- [ASSIGNMENT]: Please set down each of the lines below once more, exactly, omitting all pictures.

= = = = =

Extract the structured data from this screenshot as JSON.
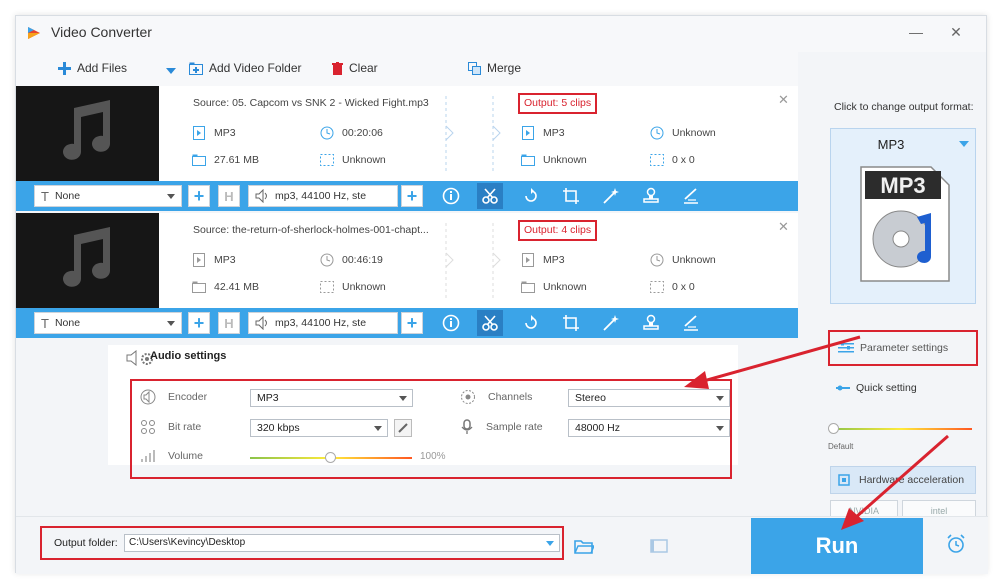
{
  "app": {
    "title": "Video Converter",
    "minimize": "—",
    "close": "✕"
  },
  "toolbar": {
    "add_files": "Add Files",
    "add_video_folder": "Add Video Folder",
    "clear": "Clear",
    "merge": "Merge"
  },
  "files": [
    {
      "source": "Source: 05. Capcom vs SNK 2 - Wicked Fight.mp3",
      "src_format": "MP3",
      "src_duration": "00:20:06",
      "src_size": "27.61 MB",
      "src_resolution": "Unknown",
      "output_badge": "Output: 5 clips",
      "out_format": "MP3",
      "out_duration": "Unknown",
      "out_size": "Unknown",
      "out_resolution": "0 x 0",
      "subtitle": "None",
      "audio_track": "mp3, 44100 Hz, ste"
    },
    {
      "source": "Source: the-return-of-sherlock-holmes-001-chapt...",
      "src_format": "MP3",
      "src_duration": "00:46:19",
      "src_size": "42.41 MB",
      "src_resolution": "Unknown",
      "output_badge": "Output: 4 clips",
      "out_format": "MP3",
      "out_duration": "Unknown",
      "out_size": "Unknown",
      "out_resolution": "0 x 0",
      "subtitle": "None",
      "audio_track": "mp3, 44100 Hz, ste"
    }
  ],
  "audio_settings": {
    "title": "Audio settings",
    "encoder_label": "Encoder",
    "encoder_value": "MP3",
    "bitrate_label": "Bit rate",
    "bitrate_value": "320 kbps",
    "volume_label": "Volume",
    "volume_value": "100%",
    "channels_label": "Channels",
    "channels_value": "Stereo",
    "samplerate_label": "Sample rate",
    "samplerate_value": "48000 Hz"
  },
  "right_panel": {
    "click_label": "Click to change output format:",
    "format_name": "MP3",
    "format_icon_text": "MP3",
    "parameter_settings": "Parameter settings",
    "quick_setting": "Quick setting",
    "default_label": "Default",
    "hardware_acceleration": "Hardware acceleration",
    "nvidia": "NVIDIA",
    "intel": "intel"
  },
  "bottom": {
    "output_folder_label": "Output folder:",
    "output_folder_value": "C:\\Users\\Kevincy\\Desktop",
    "run_label": "Run"
  },
  "colors": {
    "accent": "#3ba4e8",
    "highlight": "#d9232f"
  }
}
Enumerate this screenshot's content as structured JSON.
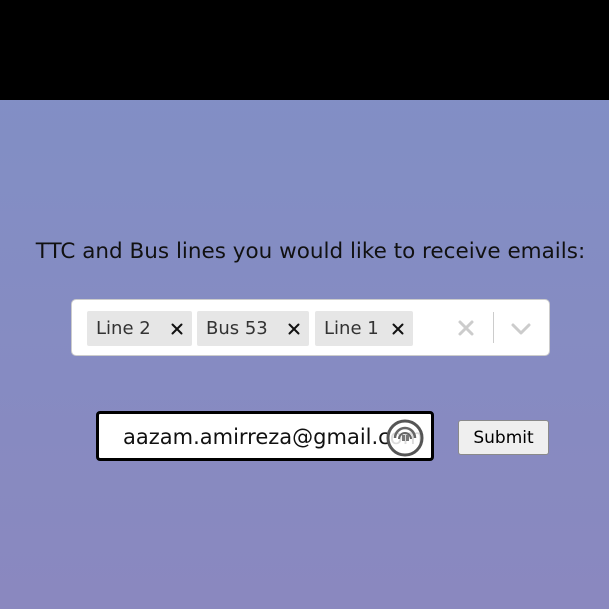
{
  "page": {
    "heading": "TTC and Bus lines you would like to receive emails:"
  },
  "lines_select": {
    "selected": [
      {
        "label": "Line 2"
      },
      {
        "label": "Bus 53"
      },
      {
        "label": "Line 1"
      }
    ],
    "icons": {
      "remove": "close-icon",
      "clear": "close-icon",
      "dropdown": "chevron-down-icon"
    }
  },
  "email_form": {
    "email_value": "aazam.amirreza@gmail.com",
    "submit_label": "Submit",
    "autofill_icon": "autofill-icon"
  },
  "colors": {
    "top_bar": "#000000",
    "background_top": "#8090c6",
    "background_bottom": "#8a88bf",
    "chip_background": "#e6e6e6",
    "control_border": "#cccccc"
  }
}
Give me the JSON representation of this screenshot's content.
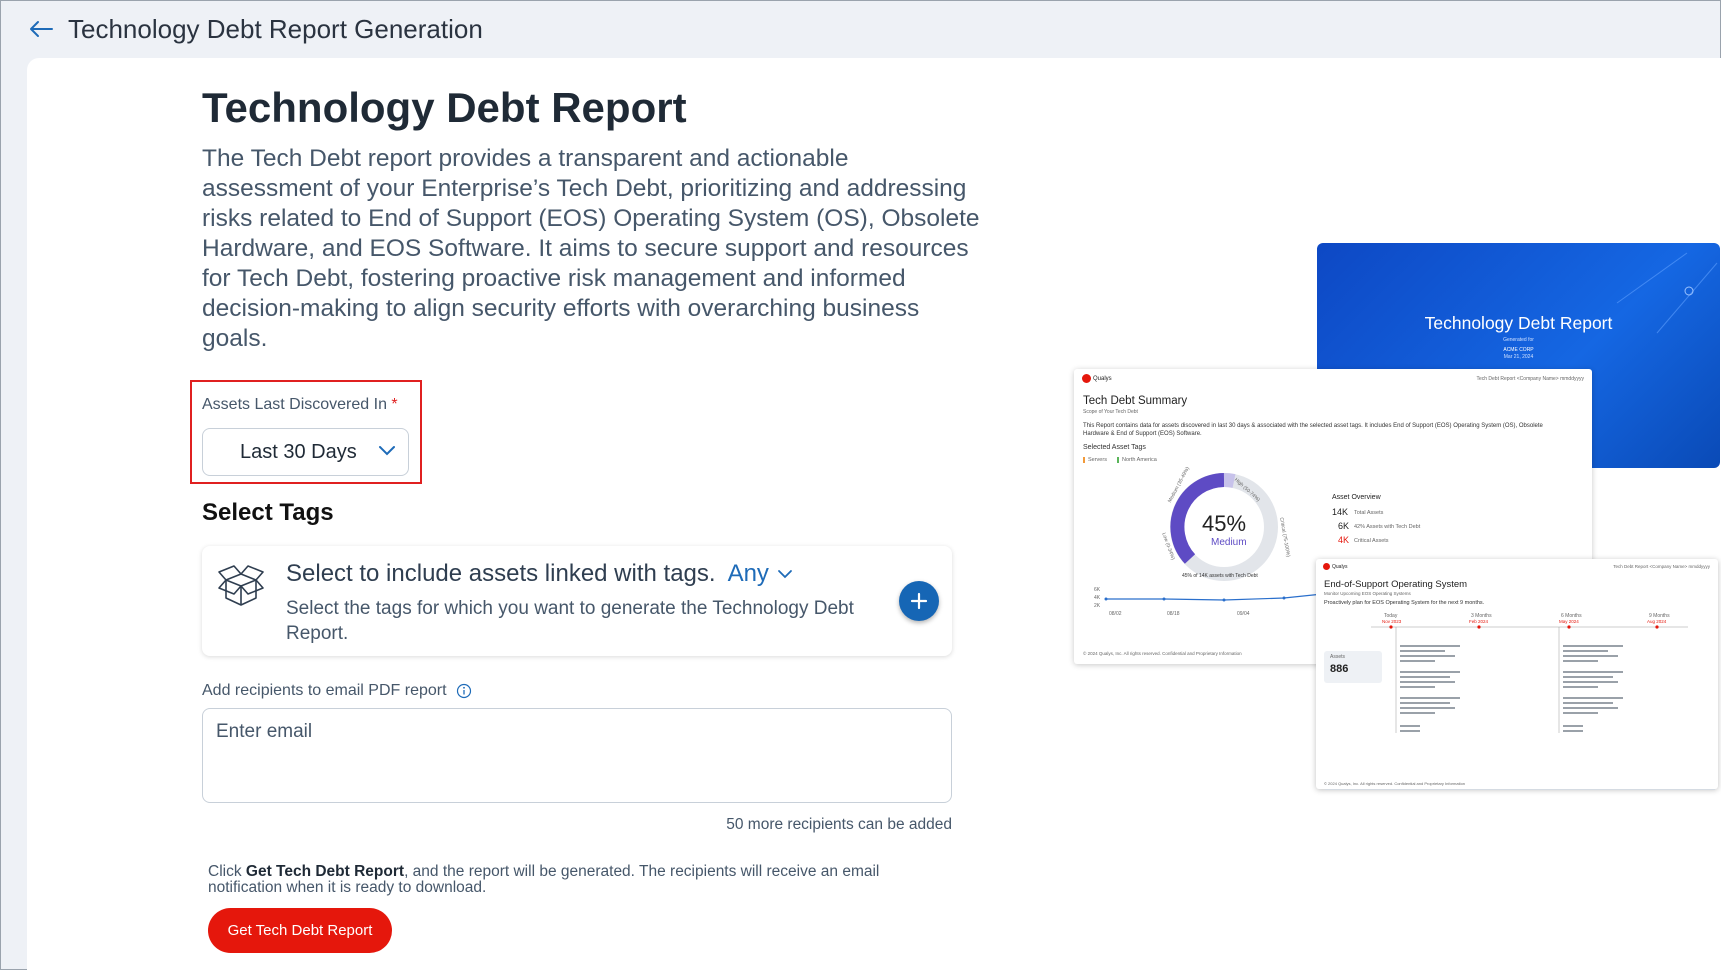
{
  "header": {
    "title": "Technology Debt Report Generation",
    "back_icon": "arrow-left-icon"
  },
  "main": {
    "title": "Technology Debt Report",
    "description": "The Tech Debt report provides a transparent and actionable assessment of your Enterprise’s Tech Debt, prioritizing and addressing risks related to End of Support (EOS) Operating System (OS), Obsolete Hardware, and EOS Software. It aims to secure support and resources for Tech Debt, fostering proactive risk management and informed decision-making to align security efforts with overarching business goals.",
    "assets_field": {
      "label": "Assets Last Discovered In",
      "required_mark": "*",
      "selected": "Last 30 Days"
    },
    "tags": {
      "section_title": "Select Tags",
      "headline": "Select to include assets linked with tags.",
      "match_mode": "Any",
      "helper": "Select the tags for which you want to generate the Technology Debt Report."
    },
    "recipients": {
      "label": "Add recipients to email PDF report",
      "placeholder": "Enter email",
      "remaining": "50 more recipients can be added"
    },
    "footer": {
      "note_prefix": "Click ",
      "note_bold": "Get Tech Debt Report",
      "note_suffix": ", and the report will be generated. The recipients will receive an email notification when it is ready to download.",
      "button_label": "Get Tech Debt Report"
    }
  },
  "preview": {
    "cover": {
      "title": "Technology Debt Report",
      "generated_for": "Generated for",
      "company": "ACME CORP",
      "date": "Mar 21, 2024"
    },
    "summary_page": {
      "logo": "Qualys",
      "header_right": "Tech Debt Report <Company Name> mmddyyyy",
      "title": "Tech Debt Summary",
      "subtitle": "Scope of Your Tech Debt",
      "intro": "This Report contains data for assets discovered in last 30 days & associated with the selected asset tags. It includes End of Support (EOS) Operating System (OS), Obsolete Hardware & End of Support (EOS) Software.",
      "tags_label": "Selected Asset Tags",
      "tags": [
        "Servers",
        "North America"
      ],
      "gauge_value": "45%",
      "gauge_label": "Medium",
      "gauge_medium": "Medium (35-49%)",
      "gauge_high": "High (50-74%)",
      "gauge_critical": "Critical (75-100%)",
      "gauge_low": "Low (0-34%)",
      "gauge_caption": "45% of 14K assets with Tech Debt",
      "overview_title": "Asset Overview",
      "overview": [
        {
          "value": "14K",
          "label": "Total Assets"
        },
        {
          "value": "6K",
          "label": "42% Assets with Tech Debt"
        },
        {
          "value": "4K",
          "label": "Critical Assets"
        }
      ],
      "chart_y": [
        "6K",
        "4K",
        "2K"
      ],
      "chart_x": [
        "08/02",
        "08/18",
        "09/04"
      ],
      "footer": "© 2024 Qualys, Inc. All rights reserved. Confidential and Proprietary Information"
    },
    "eos_page": {
      "logo": "Qualys",
      "header_right": "Tech Debt Report <Company Name> mmddyyyy",
      "title": "End-of-Support Operating System",
      "subtitle": "Monitor Upcoming EOS Operating Systems",
      "plan": "Proactively plan for EOS Operating System for the next 9 months.",
      "timeline": [
        "Today",
        "3 Months",
        "6 Months",
        "9 Months"
      ],
      "timeline_dates": [
        "Nov 2023",
        "Feb 2024",
        "May 2024",
        "Aug 2024"
      ],
      "assets_label": "Assets",
      "assets_value": "886",
      "footer": "© 2024 Qualys, Inc. All rights reserved. Confidential and Proprietary Information"
    }
  }
}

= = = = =

- [ANSWER BOX]:
Extract the structured data from this screenshot as JSON.
{
  "app": {
    "title": "Video Converter",
    "minimize": "—",
    "close": "✕"
  },
  "toolbar": {
    "add_files": "Add Files",
    "add_video_folder": "Add Video Folder",
    "clear": "Clear",
    "merge": "Merge"
  },
  "files": [
    {
      "source": "Source: 05. Capcom vs SNK 2 - Wicked Fight.mp3",
      "src_format": "MP3",
      "src_duration": "00:20:06",
      "src_size": "27.61 MB",
      "src_resolution": "Unknown",
      "output_badge": "Output: 5 clips",
      "out_format": "MP3",
      "out_duration": "Unknown",
      "out_size": "Unknown",
      "out_resolution": "0 x 0",
      "subtitle": "None",
      "audio_track": "mp3, 44100 Hz, ste"
    },
    {
      "source": "Source: the-return-of-sherlock-holmes-001-chapt...",
      "src_format": "MP3",
      "src_duration": "00:46:19",
      "src_size": "42.41 MB",
      "src_resolution": "Unknown",
      "output_badge": "Output: 4 clips",
      "out_format": "MP3",
      "out_duration": "Unknown",
      "out_size": "Unknown",
      "out_resolution": "0 x 0",
      "subtitle": "None",
      "audio_track": "mp3, 44100 Hz, ste"
    }
  ],
  "audio_settings": {
    "title": "Audio settings",
    "encoder_label": "Encoder",
    "encoder_value": "MP3",
    "bitrate_label": "Bit rate",
    "bitrate_value": "320 kbps",
    "volume_label": "Volume",
    "volume_value": "100%",
    "channels_label": "Channels",
    "channels_value": "Stereo",
    "samplerate_label": "Sample rate",
    "samplerate_value": "48000 Hz"
  },
  "right_panel": {
    "click_label": "Click to change output format:",
    "format_name": "MP3",
    "format_icon_text": "MP3",
    "parameter_settings": "Parameter settings",
    "quick_setting": "Quick setting",
    "default_label": "Default",
    "hardware_acceleration": "Hardware acceleration",
    "nvidia": "NVIDIA",
    "intel": "intel"
  },
  "bottom": {
    "output_folder_label": "Output folder:",
    "output_folder_value": "C:\\Users\\Kevincy\\Desktop",
    "run_label": "Run"
  },
  "colors": {
    "accent": "#3ba4e8",
    "highlight": "#d9232f"
  }
}
Enumerate this screenshot's content as structured JSON.
{
  "page": {
    "heading": "TTC and Bus lines you would like to receive emails:"
  },
  "lines_select": {
    "selected": [
      {
        "label": "Line 2"
      },
      {
        "label": "Bus 53"
      },
      {
        "label": "Line 1"
      }
    ],
    "icons": {
      "remove": "close-icon",
      "clear": "close-icon",
      "dropdown": "chevron-down-icon"
    }
  },
  "email_form": {
    "email_value": "aazam.amirreza@gmail.com",
    "submit_label": "Submit",
    "autofill_icon": "autofill-icon"
  },
  "colors": {
    "top_bar": "#000000",
    "background_top": "#8090c6",
    "background_bottom": "#8a88bf",
    "chip_background": "#e6e6e6",
    "control_border": "#cccccc"
  }
}
Give me the JSON representation of this screenshot's content.
{
  "header": {
    "title": "Technology Debt Report Generation",
    "back_icon": "arrow-left-icon"
  },
  "main": {
    "title": "Technology Debt Report",
    "description": "The Tech Debt report provides a transparent and actionable assessment of your Enterprise’s Tech Debt, prioritizing and addressing risks related to End of Support (EOS) Operating System (OS), Obsolete Hardware, and EOS Software. It aims to secure support and resources for Tech Debt, fostering proactive risk management and informed decision-making to align security efforts with overarching business goals.",
    "assets_field": {
      "label": "Assets Last Discovered In",
      "required_mark": "*",
      "selected": "Last 30 Days"
    },
    "tags": {
      "section_title": "Select Tags",
      "headline": "Select to include assets linked with tags.",
      "match_mode": "Any",
      "helper": "Select the tags for which you want to generate the Technology Debt Report."
    },
    "recipients": {
      "label": "Add recipients to email PDF report",
      "placeholder": "Enter email",
      "remaining": "50 more recipients can be added"
    },
    "footer": {
      "note_prefix": "Click ",
      "note_bold": "Get Tech Debt Report",
      "note_suffix": ", and the report will be generated. The recipients will receive an email notification when it is ready to download.",
      "button_label": "Get Tech Debt Report"
    }
  },
  "preview": {
    "cover": {
      "title": "Technology Debt Report",
      "generated_for": "Generated for",
      "company": "ACME CORP",
      "date": "Mar 21, 2024"
    },
    "summary_page": {
      "logo": "Qualys",
      "header_right": "Tech Debt Report <Company Name> mmddyyyy",
      "title": "Tech Debt Summary",
      "subtitle": "Scope of Your Tech Debt",
      "intro": "This Report contains data for assets discovered in last 30 days & associated with the selected asset tags. It includes End of Support (EOS) Operating System (OS), Obsolete Hardware & End of Support (EOS) Software.",
      "tags_label": "Selected Asset Tags",
      "tags": [
        "Servers",
        "North America"
      ],
      "gauge_value": "45%",
      "gauge_label": "Medium",
      "gauge_medium": "Medium (35-49%)",
      "gauge_high": "High (50-74%)",
      "gauge_critical": "Critical (75-100%)",
      "gauge_low": "Low (0-34%)",
      "gauge_caption": "45% of 14K assets with Tech Debt",
      "overview_title": "Asset Overview",
      "overview": [
        {
          "value": "14K",
          "label": "Total Assets"
        },
        {
          "value": "6K",
          "label": "42% Assets with Tech Debt"
        },
        {
          "value": "4K",
          "label": "Critical Assets"
        }
      ],
      "chart_y": [
        "6K",
        "4K",
        "2K"
      ],
      "chart_x": [
        "08/02",
        "08/18",
        "09/04"
      ],
      "footer": "© 2024 Qualys, Inc. All rights reserved. Confidential and Proprietary Information"
    },
    "eos_page": {
      "logo": "Qualys",
      "header_right": "Tech Debt Report <Company Name> mmddyyyy",
      "title": "End-of-Support Operating System",
      "subtitle": "Monitor Upcoming EOS Operating Systems",
      "plan": "Proactively plan for EOS Operating System for the next 9 months.",
      "timeline": [
        "Today",
        "3 Months",
        "6 Months",
        "9 Months"
      ],
      "timeline_dates": [
        "Nov 2023",
        "Feb 2024",
        "May 2024",
        "Aug 2024"
      ],
      "assets_label": "Assets",
      "assets_value": "886",
      "footer": "© 2024 Qualys, Inc. All rights reserved. Confidential and Proprietary Information"
    }
  }
}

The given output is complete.